DATA RECORDS —
* * * *

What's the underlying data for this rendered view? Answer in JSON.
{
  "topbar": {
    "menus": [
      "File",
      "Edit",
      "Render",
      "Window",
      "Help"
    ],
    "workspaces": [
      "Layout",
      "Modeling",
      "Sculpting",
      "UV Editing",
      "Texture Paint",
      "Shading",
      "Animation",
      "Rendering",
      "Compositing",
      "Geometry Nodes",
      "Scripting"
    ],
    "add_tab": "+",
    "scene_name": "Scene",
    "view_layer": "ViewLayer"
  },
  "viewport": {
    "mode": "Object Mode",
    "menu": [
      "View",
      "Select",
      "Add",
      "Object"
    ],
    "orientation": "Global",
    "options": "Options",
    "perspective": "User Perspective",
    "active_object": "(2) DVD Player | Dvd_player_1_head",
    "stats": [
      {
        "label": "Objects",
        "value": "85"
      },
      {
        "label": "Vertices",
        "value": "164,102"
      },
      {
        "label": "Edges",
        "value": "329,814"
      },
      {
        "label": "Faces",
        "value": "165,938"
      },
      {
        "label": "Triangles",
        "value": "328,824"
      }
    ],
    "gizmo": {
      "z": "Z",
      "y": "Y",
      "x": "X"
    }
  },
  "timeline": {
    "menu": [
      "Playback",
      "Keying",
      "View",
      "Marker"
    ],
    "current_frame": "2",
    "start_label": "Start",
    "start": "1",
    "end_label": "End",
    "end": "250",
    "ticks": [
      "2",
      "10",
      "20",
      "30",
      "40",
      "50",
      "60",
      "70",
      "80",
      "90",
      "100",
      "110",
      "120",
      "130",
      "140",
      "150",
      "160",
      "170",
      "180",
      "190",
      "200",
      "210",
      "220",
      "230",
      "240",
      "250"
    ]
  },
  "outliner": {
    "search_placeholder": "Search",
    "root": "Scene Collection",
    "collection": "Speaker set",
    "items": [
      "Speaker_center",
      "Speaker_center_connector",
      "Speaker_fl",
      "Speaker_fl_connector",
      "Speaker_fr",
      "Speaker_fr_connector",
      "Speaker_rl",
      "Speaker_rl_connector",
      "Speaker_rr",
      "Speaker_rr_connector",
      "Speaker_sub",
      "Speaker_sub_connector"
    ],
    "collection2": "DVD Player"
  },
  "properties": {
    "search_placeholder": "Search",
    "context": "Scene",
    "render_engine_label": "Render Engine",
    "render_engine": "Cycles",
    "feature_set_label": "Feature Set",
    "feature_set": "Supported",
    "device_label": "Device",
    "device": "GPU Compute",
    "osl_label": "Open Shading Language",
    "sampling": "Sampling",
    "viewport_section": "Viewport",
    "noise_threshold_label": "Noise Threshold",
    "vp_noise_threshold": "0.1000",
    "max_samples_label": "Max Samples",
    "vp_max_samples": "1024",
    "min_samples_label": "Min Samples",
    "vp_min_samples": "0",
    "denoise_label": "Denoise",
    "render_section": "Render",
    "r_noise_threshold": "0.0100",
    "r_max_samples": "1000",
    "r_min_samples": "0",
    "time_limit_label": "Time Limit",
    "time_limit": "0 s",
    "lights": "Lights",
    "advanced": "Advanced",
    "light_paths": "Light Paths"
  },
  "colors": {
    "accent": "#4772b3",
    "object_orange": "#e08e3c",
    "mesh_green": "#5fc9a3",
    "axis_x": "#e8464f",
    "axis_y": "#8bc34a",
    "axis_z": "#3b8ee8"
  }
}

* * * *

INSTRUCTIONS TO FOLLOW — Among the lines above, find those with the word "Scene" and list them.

WRITTEN ANSWER —
    "scene_name": "Scene",
    "root": "Scene Collection",
    "context": "Scene",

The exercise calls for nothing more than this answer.